The Law Minister has tried to deflect blame, telling his party's spokespersons yesterday that the contentious meeting at which he suggested changes to the CBI's report was called not by him, but by Attorney General GE Vahanvati.
However, a two-page note, released by sources close to Mr Kumar categorically states that his ministry had called that meeting, held at his office, a fact corroborated by other sources.
The Supreme Court has severely reprimanded the CBI for allowing Mr Kumar and other government officials to access a draft of the report, just days before it was submitted to the court in sealed cover.
The meeting was also attended by CBI Director Ranjit Sinha and Harin Raval, who resigned as Additional Solicitor General on Tuesday after accusing the Attorney General of lying to the Supreme Court.

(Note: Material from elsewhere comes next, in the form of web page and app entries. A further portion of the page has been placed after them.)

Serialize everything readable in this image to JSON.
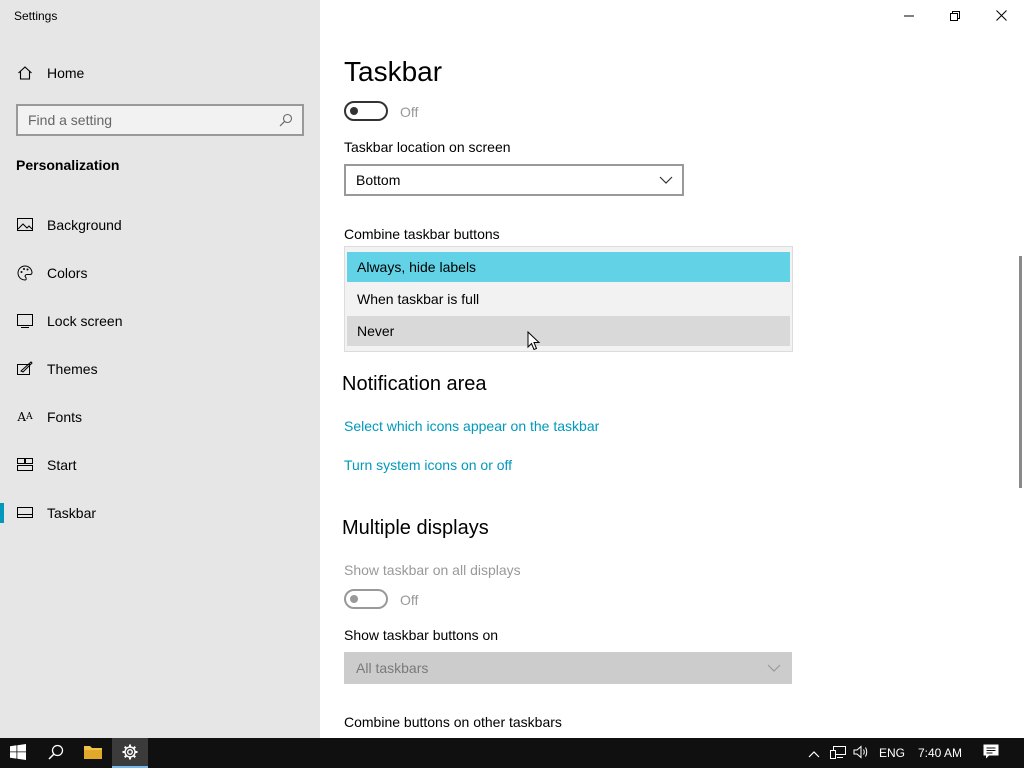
{
  "window": {
    "title": "Settings",
    "controls": [
      "minimize-icon",
      "restore-icon",
      "close-icon"
    ]
  },
  "sidebar": {
    "home_label": "Home",
    "search_placeholder": "Find a setting",
    "section": "Personalization",
    "items": [
      {
        "label": "Background",
        "icon": "background-icon"
      },
      {
        "label": "Colors",
        "icon": "colors-icon"
      },
      {
        "label": "Lock screen",
        "icon": "lock-screen-icon"
      },
      {
        "label": "Themes",
        "icon": "themes-icon"
      },
      {
        "label": "Fonts",
        "icon": "fonts-icon"
      },
      {
        "label": "Start",
        "icon": "start-icon"
      },
      {
        "label": "Taskbar",
        "icon": "taskbar-icon",
        "active": true
      }
    ]
  },
  "main": {
    "title": "Taskbar",
    "toggle1_state": "Off",
    "location_label": "Taskbar location on screen",
    "location_value": "Bottom",
    "combine_label": "Combine taskbar buttons",
    "combine_options": [
      "Always, hide labels",
      "When taskbar is full",
      "Never"
    ],
    "combine_selected": "Always, hide labels",
    "notification_heading": "Notification area",
    "link_icons": "Select which icons appear on the taskbar",
    "link_system_icons": "Turn system icons on or off",
    "multiple_heading": "Multiple displays",
    "show_all_label": "Show taskbar on all displays",
    "show_all_state": "Off",
    "buttons_on_label": "Show taskbar buttons on",
    "buttons_on_value": "All taskbars",
    "combine_other_label": "Combine buttons on other taskbars"
  },
  "taskbar": {
    "language": "ENG",
    "time": "7:40 AM"
  },
  "colors": {
    "accent": "#0099bc",
    "selected_option": "#62d3e6",
    "sidebar_bg": "#e6e6e6",
    "taskbar_bg": "#101010"
  }
}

So far, the Prime Minister has been backing Mr Kumar, though a section of the Congress reportedly believes it is "untenable" for the minister to remain in office.
In their note released to the press today, sources close to the Law Minister describe the changes he asked for to the CBI's report as "suggestions of a minor nature." The note also says that as the government's legal advisor, the Law Ministry is required to liaise with the CBI.
The Supreme Court yesterday ordered the CBI to explain in an affidavit on Monday what changes were requested to the CBI's draft report, and by whom.